Your assignment
Give the number of lines in the records below that contain the word "Depth", and nothing more.

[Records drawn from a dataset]
^^^^^^^^^^^^^^^^

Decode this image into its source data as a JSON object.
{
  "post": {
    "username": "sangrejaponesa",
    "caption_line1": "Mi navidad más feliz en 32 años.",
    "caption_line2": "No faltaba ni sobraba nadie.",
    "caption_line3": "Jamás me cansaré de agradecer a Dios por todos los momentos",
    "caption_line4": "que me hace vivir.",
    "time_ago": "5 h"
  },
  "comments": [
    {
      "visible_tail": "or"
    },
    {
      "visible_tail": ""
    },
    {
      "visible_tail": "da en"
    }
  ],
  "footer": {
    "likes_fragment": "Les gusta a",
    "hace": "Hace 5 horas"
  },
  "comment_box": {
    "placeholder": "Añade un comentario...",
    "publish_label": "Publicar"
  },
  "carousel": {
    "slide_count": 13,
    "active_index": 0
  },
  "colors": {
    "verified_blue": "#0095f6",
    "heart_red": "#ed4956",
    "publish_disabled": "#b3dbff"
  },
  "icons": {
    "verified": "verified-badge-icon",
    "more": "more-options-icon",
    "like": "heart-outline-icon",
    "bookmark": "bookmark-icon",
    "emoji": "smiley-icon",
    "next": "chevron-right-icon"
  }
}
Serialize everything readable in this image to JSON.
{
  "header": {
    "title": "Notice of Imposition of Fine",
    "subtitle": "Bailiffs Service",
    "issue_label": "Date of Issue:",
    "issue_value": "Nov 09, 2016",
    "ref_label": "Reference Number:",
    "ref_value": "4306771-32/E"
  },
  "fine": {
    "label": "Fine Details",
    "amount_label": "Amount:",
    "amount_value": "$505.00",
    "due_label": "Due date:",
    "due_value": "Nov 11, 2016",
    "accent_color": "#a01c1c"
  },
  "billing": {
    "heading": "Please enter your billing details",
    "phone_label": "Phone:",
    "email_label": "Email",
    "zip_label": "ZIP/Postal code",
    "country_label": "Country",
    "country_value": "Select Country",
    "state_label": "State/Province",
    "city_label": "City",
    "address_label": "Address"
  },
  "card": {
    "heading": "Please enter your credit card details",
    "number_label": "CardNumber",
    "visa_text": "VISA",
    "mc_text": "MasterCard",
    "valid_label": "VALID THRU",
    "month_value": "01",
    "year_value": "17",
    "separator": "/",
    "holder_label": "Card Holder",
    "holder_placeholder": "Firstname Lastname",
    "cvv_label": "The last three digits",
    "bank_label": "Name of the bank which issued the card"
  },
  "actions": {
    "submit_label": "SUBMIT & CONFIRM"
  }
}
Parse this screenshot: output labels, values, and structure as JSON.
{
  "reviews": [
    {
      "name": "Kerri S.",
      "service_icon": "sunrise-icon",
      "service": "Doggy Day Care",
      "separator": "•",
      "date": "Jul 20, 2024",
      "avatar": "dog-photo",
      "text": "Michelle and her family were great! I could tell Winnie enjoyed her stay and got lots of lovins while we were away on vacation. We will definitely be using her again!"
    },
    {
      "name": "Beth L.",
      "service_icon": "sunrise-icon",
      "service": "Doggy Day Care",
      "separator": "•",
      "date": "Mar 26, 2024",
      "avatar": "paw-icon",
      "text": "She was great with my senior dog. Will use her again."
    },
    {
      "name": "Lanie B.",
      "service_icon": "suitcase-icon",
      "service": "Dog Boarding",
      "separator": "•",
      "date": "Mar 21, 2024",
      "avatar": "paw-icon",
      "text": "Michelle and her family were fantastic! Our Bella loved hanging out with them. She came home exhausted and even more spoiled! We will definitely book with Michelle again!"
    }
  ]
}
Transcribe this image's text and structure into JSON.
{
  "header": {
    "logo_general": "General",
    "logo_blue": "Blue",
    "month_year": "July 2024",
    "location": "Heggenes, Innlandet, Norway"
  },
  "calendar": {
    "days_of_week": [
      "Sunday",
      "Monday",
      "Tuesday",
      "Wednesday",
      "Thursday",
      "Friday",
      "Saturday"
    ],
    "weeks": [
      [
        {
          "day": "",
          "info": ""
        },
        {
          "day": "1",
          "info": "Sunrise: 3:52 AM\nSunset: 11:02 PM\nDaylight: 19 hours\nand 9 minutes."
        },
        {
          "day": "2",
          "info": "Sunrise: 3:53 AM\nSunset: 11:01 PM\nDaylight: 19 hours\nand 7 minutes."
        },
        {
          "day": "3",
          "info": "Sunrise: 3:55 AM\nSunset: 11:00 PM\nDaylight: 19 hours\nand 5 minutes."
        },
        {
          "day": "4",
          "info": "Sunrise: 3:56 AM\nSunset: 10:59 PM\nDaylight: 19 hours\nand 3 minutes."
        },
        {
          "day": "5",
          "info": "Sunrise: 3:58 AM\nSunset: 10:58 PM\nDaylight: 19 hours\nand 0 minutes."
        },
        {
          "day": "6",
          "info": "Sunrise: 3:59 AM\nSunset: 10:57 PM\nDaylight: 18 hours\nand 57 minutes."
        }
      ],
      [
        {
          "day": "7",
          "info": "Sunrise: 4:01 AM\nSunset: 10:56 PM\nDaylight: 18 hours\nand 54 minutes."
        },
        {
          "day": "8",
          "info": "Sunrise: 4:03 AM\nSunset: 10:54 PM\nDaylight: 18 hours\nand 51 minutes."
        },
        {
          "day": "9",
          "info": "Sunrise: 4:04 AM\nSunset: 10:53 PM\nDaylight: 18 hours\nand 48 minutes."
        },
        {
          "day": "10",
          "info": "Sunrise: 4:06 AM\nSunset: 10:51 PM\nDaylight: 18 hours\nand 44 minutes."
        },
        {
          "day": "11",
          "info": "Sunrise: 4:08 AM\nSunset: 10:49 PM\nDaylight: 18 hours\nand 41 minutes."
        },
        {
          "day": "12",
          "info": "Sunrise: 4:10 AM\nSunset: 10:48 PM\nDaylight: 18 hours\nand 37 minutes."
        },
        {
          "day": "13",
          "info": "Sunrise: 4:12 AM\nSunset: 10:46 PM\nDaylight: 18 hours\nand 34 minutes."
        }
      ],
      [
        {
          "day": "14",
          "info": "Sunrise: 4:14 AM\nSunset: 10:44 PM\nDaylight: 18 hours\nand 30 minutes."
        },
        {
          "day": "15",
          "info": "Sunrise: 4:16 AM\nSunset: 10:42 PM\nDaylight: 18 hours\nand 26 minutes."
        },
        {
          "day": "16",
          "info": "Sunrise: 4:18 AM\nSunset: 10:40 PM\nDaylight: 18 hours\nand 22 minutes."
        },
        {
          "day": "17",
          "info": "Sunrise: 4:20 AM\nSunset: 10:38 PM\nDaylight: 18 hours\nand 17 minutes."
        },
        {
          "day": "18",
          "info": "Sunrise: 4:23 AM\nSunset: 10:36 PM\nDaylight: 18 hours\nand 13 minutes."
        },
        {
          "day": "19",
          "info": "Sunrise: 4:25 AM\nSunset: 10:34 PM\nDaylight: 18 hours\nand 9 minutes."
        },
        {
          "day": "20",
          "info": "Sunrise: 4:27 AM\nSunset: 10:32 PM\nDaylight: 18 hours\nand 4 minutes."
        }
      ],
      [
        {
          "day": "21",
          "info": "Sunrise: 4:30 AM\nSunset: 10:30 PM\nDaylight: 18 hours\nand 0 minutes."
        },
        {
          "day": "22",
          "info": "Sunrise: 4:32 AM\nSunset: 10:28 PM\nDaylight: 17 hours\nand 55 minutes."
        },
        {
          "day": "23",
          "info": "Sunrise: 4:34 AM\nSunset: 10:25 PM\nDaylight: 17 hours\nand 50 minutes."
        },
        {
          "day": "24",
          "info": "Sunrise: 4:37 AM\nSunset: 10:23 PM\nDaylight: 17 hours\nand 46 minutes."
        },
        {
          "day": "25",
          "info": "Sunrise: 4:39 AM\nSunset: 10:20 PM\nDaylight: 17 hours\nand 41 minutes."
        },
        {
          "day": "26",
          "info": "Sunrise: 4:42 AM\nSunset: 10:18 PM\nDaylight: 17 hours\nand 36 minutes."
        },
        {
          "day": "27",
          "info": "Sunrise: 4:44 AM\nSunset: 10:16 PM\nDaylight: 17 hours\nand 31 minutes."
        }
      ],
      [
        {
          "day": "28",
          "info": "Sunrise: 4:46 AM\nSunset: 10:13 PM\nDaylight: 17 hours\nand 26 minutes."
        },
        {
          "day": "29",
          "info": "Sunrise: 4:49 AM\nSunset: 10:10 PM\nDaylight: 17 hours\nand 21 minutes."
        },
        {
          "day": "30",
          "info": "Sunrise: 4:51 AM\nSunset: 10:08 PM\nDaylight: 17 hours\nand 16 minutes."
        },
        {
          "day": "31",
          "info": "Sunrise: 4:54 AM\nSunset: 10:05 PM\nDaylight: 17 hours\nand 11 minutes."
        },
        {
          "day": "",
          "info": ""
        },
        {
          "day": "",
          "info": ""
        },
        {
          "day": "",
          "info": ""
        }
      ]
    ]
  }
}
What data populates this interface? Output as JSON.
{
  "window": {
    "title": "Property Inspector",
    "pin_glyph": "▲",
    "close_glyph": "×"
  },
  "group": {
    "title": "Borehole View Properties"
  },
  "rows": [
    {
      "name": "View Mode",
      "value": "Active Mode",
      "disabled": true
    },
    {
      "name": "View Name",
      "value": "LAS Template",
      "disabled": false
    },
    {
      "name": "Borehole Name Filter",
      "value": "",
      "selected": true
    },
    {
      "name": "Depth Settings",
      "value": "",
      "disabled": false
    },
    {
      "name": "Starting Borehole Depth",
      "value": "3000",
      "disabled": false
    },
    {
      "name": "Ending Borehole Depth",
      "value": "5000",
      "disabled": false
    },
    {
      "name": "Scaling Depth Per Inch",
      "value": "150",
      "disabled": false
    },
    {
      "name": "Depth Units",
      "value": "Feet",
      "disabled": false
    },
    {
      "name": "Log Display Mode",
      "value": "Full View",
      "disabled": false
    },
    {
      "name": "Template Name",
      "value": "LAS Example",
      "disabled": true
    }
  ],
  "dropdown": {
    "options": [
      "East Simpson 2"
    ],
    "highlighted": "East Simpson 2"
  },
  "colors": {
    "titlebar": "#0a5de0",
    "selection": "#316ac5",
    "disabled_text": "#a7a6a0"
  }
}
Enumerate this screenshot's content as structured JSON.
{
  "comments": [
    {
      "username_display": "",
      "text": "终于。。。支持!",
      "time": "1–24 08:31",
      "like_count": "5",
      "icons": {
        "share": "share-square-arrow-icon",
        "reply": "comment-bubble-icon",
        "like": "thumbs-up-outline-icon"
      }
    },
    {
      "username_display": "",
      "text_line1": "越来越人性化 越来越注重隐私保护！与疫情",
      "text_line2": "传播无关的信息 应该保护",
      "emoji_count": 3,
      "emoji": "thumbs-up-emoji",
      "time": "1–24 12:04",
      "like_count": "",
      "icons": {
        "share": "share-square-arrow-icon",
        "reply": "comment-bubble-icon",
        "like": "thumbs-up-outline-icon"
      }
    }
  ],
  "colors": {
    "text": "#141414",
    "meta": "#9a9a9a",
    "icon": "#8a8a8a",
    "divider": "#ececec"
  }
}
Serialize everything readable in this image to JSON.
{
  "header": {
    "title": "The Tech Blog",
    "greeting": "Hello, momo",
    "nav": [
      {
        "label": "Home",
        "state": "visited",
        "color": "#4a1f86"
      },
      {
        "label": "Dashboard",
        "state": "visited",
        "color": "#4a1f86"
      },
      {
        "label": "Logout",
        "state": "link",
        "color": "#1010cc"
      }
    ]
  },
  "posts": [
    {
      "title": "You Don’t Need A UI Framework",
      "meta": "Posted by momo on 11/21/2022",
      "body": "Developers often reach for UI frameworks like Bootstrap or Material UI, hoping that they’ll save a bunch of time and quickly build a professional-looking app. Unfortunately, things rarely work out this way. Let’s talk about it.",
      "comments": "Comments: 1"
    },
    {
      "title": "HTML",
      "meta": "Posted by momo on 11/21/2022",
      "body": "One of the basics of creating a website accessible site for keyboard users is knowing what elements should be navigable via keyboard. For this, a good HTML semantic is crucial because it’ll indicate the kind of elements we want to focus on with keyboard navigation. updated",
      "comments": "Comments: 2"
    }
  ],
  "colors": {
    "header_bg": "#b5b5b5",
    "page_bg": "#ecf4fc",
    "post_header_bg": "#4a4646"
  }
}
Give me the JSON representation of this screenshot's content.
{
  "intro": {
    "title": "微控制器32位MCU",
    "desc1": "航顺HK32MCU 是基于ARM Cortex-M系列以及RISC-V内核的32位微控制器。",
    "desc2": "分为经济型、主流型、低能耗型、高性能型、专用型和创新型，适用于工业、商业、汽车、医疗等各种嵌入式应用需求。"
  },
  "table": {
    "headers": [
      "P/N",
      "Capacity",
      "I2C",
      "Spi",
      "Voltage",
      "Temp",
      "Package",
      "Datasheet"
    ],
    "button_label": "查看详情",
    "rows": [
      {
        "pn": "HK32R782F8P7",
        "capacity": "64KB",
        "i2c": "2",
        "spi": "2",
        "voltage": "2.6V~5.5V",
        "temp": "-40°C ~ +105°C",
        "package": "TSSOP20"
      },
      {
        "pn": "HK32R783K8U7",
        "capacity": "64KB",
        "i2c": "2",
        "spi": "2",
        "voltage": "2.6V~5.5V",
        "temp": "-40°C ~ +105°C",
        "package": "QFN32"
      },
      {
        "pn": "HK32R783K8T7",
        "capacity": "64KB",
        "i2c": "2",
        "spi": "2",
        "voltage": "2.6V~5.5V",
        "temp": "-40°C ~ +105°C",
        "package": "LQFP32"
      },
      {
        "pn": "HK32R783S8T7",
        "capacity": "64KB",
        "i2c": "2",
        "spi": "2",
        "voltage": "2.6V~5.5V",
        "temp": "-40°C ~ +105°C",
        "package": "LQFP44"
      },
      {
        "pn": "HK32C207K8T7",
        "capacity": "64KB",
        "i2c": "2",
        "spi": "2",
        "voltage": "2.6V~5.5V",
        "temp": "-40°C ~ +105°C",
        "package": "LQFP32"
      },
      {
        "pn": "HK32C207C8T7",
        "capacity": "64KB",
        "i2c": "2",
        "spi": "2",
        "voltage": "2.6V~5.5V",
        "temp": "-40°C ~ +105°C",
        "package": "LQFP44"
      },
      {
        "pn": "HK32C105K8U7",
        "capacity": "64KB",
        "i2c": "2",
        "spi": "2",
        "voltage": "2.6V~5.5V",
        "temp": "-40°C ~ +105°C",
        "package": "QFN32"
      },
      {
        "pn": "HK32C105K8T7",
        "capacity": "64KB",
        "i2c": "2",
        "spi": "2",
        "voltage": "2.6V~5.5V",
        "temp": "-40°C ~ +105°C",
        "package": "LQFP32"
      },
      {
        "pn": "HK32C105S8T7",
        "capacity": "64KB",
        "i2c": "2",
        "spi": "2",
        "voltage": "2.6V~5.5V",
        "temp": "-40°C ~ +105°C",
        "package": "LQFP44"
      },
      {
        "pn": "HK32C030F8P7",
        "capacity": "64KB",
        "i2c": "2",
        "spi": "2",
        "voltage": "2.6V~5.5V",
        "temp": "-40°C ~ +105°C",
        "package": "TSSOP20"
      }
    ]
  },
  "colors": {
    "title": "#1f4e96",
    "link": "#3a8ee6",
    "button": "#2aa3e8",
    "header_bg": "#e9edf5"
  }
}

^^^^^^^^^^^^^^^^

Result
5